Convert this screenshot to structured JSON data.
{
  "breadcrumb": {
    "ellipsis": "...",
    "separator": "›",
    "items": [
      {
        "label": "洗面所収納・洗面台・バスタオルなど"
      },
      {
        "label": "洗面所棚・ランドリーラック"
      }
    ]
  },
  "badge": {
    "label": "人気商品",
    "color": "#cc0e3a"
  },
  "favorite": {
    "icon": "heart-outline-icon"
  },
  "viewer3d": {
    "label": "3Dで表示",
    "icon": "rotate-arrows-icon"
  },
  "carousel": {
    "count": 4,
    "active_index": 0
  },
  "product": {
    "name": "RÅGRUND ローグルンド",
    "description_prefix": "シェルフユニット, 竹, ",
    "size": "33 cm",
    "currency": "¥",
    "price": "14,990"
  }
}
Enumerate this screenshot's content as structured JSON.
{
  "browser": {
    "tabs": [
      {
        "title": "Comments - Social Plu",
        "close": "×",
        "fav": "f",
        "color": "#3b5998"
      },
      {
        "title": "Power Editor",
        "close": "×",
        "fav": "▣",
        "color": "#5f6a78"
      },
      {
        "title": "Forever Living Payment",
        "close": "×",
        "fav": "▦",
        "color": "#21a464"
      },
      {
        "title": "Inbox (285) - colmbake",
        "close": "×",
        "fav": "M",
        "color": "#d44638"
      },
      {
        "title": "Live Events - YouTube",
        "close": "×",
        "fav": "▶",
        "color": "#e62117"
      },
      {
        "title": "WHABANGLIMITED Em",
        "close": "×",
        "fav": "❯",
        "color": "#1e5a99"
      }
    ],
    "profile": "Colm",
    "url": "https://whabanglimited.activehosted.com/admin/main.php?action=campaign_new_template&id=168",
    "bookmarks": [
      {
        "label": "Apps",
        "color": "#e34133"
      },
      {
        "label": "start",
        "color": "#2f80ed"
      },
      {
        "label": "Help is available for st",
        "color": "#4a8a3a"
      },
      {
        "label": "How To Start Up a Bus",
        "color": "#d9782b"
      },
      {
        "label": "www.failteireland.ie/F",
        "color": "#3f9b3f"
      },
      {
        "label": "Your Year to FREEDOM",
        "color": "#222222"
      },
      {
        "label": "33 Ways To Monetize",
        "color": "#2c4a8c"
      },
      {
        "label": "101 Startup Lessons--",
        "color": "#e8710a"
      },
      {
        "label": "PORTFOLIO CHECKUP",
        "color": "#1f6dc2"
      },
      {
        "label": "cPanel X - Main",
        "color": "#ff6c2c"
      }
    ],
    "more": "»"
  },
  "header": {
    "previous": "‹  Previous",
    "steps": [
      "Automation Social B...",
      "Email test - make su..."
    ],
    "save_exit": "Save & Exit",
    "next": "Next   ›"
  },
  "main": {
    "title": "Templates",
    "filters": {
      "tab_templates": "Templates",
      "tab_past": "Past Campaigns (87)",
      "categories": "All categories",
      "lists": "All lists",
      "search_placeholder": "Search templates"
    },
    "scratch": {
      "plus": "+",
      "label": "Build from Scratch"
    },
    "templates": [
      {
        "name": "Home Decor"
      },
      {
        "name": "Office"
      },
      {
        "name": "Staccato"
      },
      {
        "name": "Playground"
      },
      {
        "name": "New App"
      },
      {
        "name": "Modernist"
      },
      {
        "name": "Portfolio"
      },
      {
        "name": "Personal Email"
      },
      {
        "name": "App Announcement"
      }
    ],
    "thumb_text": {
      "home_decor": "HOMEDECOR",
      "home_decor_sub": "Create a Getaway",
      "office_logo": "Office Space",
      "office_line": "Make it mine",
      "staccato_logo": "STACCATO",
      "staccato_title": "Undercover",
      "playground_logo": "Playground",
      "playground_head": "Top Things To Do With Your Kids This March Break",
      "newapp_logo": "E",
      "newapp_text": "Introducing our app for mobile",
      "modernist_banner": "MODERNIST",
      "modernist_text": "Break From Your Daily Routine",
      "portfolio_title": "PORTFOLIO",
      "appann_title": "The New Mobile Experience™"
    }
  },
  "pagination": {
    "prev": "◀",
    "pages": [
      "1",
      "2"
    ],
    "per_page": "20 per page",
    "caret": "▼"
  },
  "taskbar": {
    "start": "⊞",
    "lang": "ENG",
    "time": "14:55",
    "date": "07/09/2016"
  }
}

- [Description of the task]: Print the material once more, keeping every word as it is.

- [Response box]:
Convert this screenshot to structured JSON data.
{
  "breadcrumb": {
    "ellipsis": "...",
    "separator": "›",
    "items": [
      {
        "label": "洗面所収納・洗面台・バスタオルなど"
      },
      {
        "label": "洗面所棚・ランドリーラック"
      }
    ]
  },
  "badge": {
    "label": "人気商品",
    "color": "#cc0e3a"
  },
  "favorite": {
    "icon": "heart-outline-icon"
  },
  "viewer3d": {
    "label": "3Dで表示",
    "icon": "rotate-arrows-icon"
  },
  "carousel": {
    "count": 4,
    "active_index": 0
  },
  "product": {
    "name": "RÅGRUND ローグルンド",
    "description_prefix": "シェルフユニット, 竹, ",
    "size": "33 cm",
    "currency": "¥",
    "price": "14,990"
  }
}
Enumerate this screenshot's content as structured JSON.
{
  "browser": {
    "tabs": [
      {
        "title": "Comments - Social Plu",
        "close": "×",
        "fav": "f",
        "color": "#3b5998"
      },
      {
        "title": "Power Editor",
        "close": "×",
        "fav": "▣",
        "color": "#5f6a78"
      },
      {
        "title": "Forever Living Payment",
        "close": "×",
        "fav": "▦",
        "color": "#21a464"
      },
      {
        "title": "Inbox (285) - colmbake",
        "close": "×",
        "fav": "M",
        "color": "#d44638"
      },
      {
        "title": "Live Events - YouTube",
        "close": "×",
        "fav": "▶",
        "color": "#e62117"
      },
      {
        "title": "WHABANGLIMITED Em",
        "close": "×",
        "fav": "❯",
        "color": "#1e5a99"
      }
    ],
    "profile": "Colm",
    "url": "https://whabanglimited.activehosted.com/admin/main.php?action=campaign_new_template&id=168",
    "bookmarks": [
      {
        "label": "Apps",
        "color": "#e34133"
      },
      {
        "label": "start",
        "color": "#2f80ed"
      },
      {
        "label": "Help is available for st",
        "color": "#4a8a3a"
      },
      {
        "label": "How To Start Up a Bus",
        "color": "#d9782b"
      },
      {
        "label": "www.failteireland.ie/F",
        "color": "#3f9b3f"
      },
      {
        "label": "Your Year to FREEDOM",
        "color": "#222222"
      },
      {
        "label": "33 Ways To Monetize",
        "color": "#2c4a8c"
      },
      {
        "label": "101 Startup Lessons--",
        "color": "#e8710a"
      },
      {
        "label": "PORTFOLIO CHECKUP",
        "color": "#1f6dc2"
      },
      {
        "label": "cPanel X - Main",
        "color": "#ff6c2c"
      }
    ],
    "more": "»"
  },
  "header": {
    "previous": "‹  Previous",
    "steps": [
      "Automation Social B...",
      "Email test - make su..."
    ],
    "save_exit": "Save & Exit",
    "next": "Next   ›"
  },
  "main": {
    "title": "Templates",
    "filters": {
      "tab_templates": "Templates",
      "tab_past": "Past Campaigns (87)",
      "categories": "All categories",
      "lists": "All lists",
      "search_placeholder": "Search templates"
    },
    "scratch": {
      "plus": "+",
      "label": "Build from Scratch"
    },
    "templates": [
      {
        "name": "Home Decor"
      },
      {
        "name": "Office"
      },
      {
        "name": "Staccato"
      },
      {
        "name": "Playground"
      },
      {
        "name": "New App"
      },
      {
        "name": "Modernist"
      },
      {
        "name": "Portfolio"
      },
      {
        "name": "Personal Email"
      },
      {
        "name": "App Announcement"
      }
    ],
    "thumb_text": {
      "home_decor": "HOMEDECOR",
      "home_decor_sub": "Create a Getaway",
      "office_logo": "Office Space",
      "office_line": "Make it mine",
      "staccato_logo": "STACCATO",
      "staccato_title": "Undercover",
      "playground_logo": "Playground",
      "playground_head": "Top Things To Do With Your Kids This March Break",
      "newapp_logo": "E",
      "newapp_text": "Introducing our app for mobile",
      "modernist_banner": "MODERNIST",
      "modernist_text": "Break From Your Daily Routine",
      "portfolio_title": "PORTFOLIO",
      "appann_title": "The New Mobile Experience™"
    }
  },
  "pagination": {
    "prev": "◀",
    "pages": [
      "1",
      "2"
    ],
    "per_page": "20 per page",
    "caret": "▼"
  },
  "taskbar": {
    "start": "⊞",
    "lang": "ENG",
    "time": "14:55",
    "date": "07/09/2016"
  }
}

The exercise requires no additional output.